On the heels of our attendance at Hippiefest 2009, Nicky, her uncle Jeff, and I spent most of Friday at the Gettysburg National Military Park. Nicky and I had gone there once before with one of Nicky's former co-workers, only to be inundated by (1) heavy rain and (2) a platoon or three of Civil War "reenactors." Yesterday, the weather, though a bit on the warm side, was excellent and the "reenactors" absent. The number of visitors, even given that we came on a Friday in mid-Summer, was most impressive -- and the vast majority of them appeared to be non-foreigners. There's definitely a very healthy appetite out there for learning more about American history (the red-meat stuff, as opposed to the sometimes fringe-y overemphasis on hitherto "underrepresented groups"), and the "Gettysburg experience" has undergone a major transformation in response.
The last time Nicky and I went to Gettysburg, the slightly dowdy, somewhat down-at-the-heels visitor's center still featured the 40-year-old electric map that displayed the armies' movements during the three-day battle. The map has since been put in storage and a completely new visitor's center constructed. The new center, which opened in 2008, is a clever mixture: a building with all the modern accoutrements (full-service "refreshment saloon," big gift shop, etc.) inside, yet resembling a period building (in this case, a large barn and farmhouse complex) when viewed from the outside. The famous Gettysburg Cyclorama, showing a 360-degree panorama of the battlefield, has been spruced up and made the centerpiece of a son-et-lumiere show that tries to put the viewer in the middle of the action. Visitors can watch a History Channel-style film narrated by Morgan Freeman that describes the background and aftereffects of the battle, or browse at length in a well-appointed museum that includes such artifacts as General Lee's personal desk, cot, and medical chest and the jail door behind which John Brown awaited trial following his raid on Harper's Ferry. Thankfully, "tack" is kept to a minimum (apart from the magnetic finger-puppet Abe Lincolns in the gift shop), and there are ample opportunities for hands-on exploration, e.g., lifting a mock knapsack to "feel" how much a typical soldier had to carry on his back.
Little Round Top (Big Round Top in background), 1863

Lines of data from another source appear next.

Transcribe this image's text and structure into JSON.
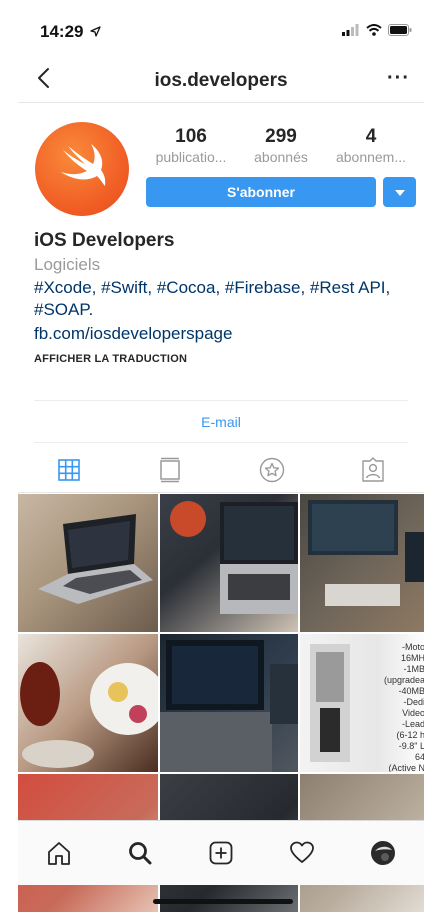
{
  "status": {
    "time": "14:29"
  },
  "nav": {
    "title": "ios.developers",
    "more": "···"
  },
  "stats": [
    {
      "value": "106",
      "label": "publicatio..."
    },
    {
      "value": "299",
      "label": "abonnés"
    },
    {
      "value": "4",
      "label": "abonnem..."
    }
  ],
  "actions": {
    "follow": "S'abonner"
  },
  "bio": {
    "name": "iOS Developers",
    "category": "Logiciels",
    "hashtags": "#Xcode, #Swift, #Cocoa, #Firebase, #Rest API, #SOAP.",
    "link": "fb.com/iosdeveloperspage",
    "translate": "AFFICHER LA TRADUCTION"
  },
  "contact": {
    "email": "E-mail"
  },
  "tabs": [
    "grid-icon",
    "feed-icon",
    "saved-star-icon",
    "tagged-icon"
  ],
  "grid": {
    "spec_text": "-Moto\n16MH\n-1MB\n(upgradea\n-40MB\n-Dedi\nVideo\n-Lead\n(6-12 h\n-9.8\" L\n64\n(Active N"
  },
  "bottom_nav": [
    "home-icon",
    "search-icon",
    "add-post-icon",
    "heart-icon",
    "profile-avatar"
  ],
  "colors": {
    "accent": "#3897f0",
    "link": "#003569",
    "avatar": "#f05a23"
  }
}
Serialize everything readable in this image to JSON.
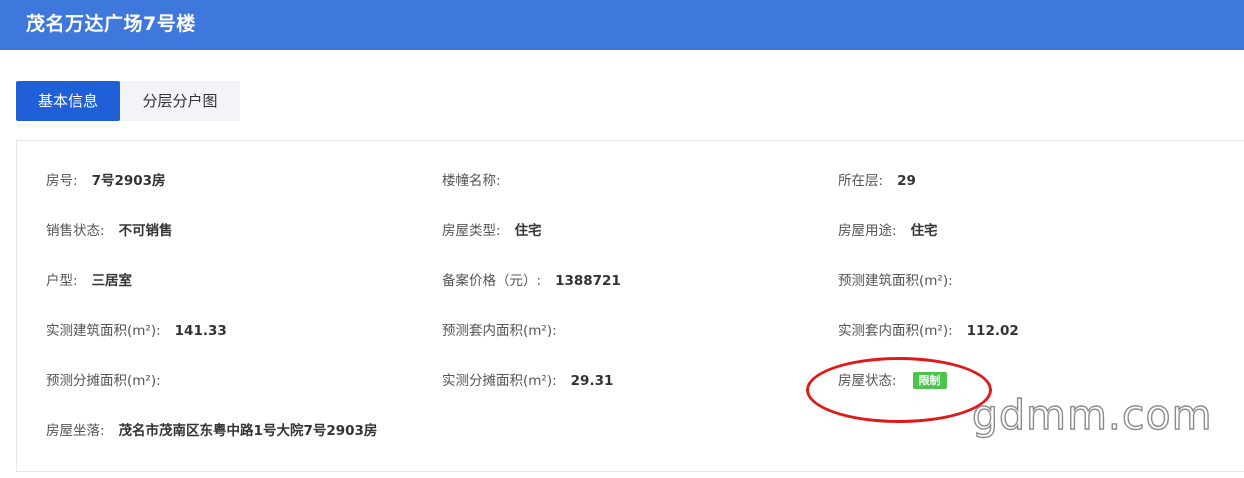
{
  "header": {
    "title": "茂名万达广场7号楼"
  },
  "tabs": [
    {
      "label": "基本信息"
    },
    {
      "label": "分层分户图"
    }
  ],
  "fields": {
    "room_no": {
      "label": "房号:",
      "value": "7号2903房"
    },
    "building_name": {
      "label": "楼幢名称:",
      "value": ""
    },
    "floor": {
      "label": "所在层:",
      "value": "29"
    },
    "sale_status": {
      "label": "销售状态:",
      "value": "不可销售"
    },
    "house_type": {
      "label": "房屋类型:",
      "value": "住宅"
    },
    "house_use": {
      "label": "房屋用途:",
      "value": "住宅"
    },
    "layout": {
      "label": "户型:",
      "value": "三居室"
    },
    "filing_price": {
      "label": "备案价格（元）:",
      "value": "1388721"
    },
    "est_build_area": {
      "label": "预测建筑面积(m²):",
      "value": ""
    },
    "act_build_area": {
      "label": "实测建筑面积(m²):",
      "value": "141.33"
    },
    "est_inner_area": {
      "label": "预测套内面积(m²):",
      "value": ""
    },
    "act_inner_area": {
      "label": "实测套内面积(m²):",
      "value": "112.02"
    },
    "est_shared_area": {
      "label": "预测分摊面积(m²):",
      "value": ""
    },
    "act_shared_area": {
      "label": "实测分摊面积(m²):",
      "value": "29.31"
    },
    "house_status": {
      "label": "房屋状态:",
      "value": "限制"
    },
    "address": {
      "label": "房屋坐落:",
      "value": "茂名市茂南区东粤中路1号大院7号2903房"
    }
  },
  "colors": {
    "header_bg": "#3f78dc",
    "active_tab": "#1f5fd8",
    "badge_green": "#4cc34c",
    "annotation_red": "#e01818"
  },
  "watermark": {
    "text": "gdmm.com"
  }
}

The Gettysburg battlefield itself is so huge that one really needs several days to do the whole thing justice. We decided to splurge on a two-hour, guided bus tour that would show us the high points. The guide turned out to know his stuff inside and out and did a fine job. We stopped to get out only once, but at a key place: the summit of Little Round Top, where one could see major features in a glance and get an idea of the ground on which the soldiers were fighting. Jeff and I discussed how the soldiers on both sides could possibly have braved it all given the fighting techniques of the day. We agreed that one key was that many units consisted of neighbors from individual towns and counties. When you're walking slowly forward while enemy soldiers are keeping up a steady frontal fire, you're not thinking about how you're doing all this to save the Union or free the slaves; you're simply focused on keeping your buddies as safe as possible. Such is true of all armies, I suppose, but it was especially true at that time, when soldiers literally did stand "shoulder to shoulder" and fight for one another.
A large number of people have claimed to have seen ghosts on Civil War battlefields, especially at Gettysburg. In his book RIGHT TURNS, Michael Medved tells how he and a college buddy once camped out at Gettysburg and saw a series of apparitions similar to the one shown above. I don't know where I stand on this issue, but I will say that if any battlefield in America should have ghosts, it should be Gettysburg. We're still dealing with the consequences of what those men did, so it only stands to reason that some of the departed should remain behind to keep an eye on our progress -- or lack thereof.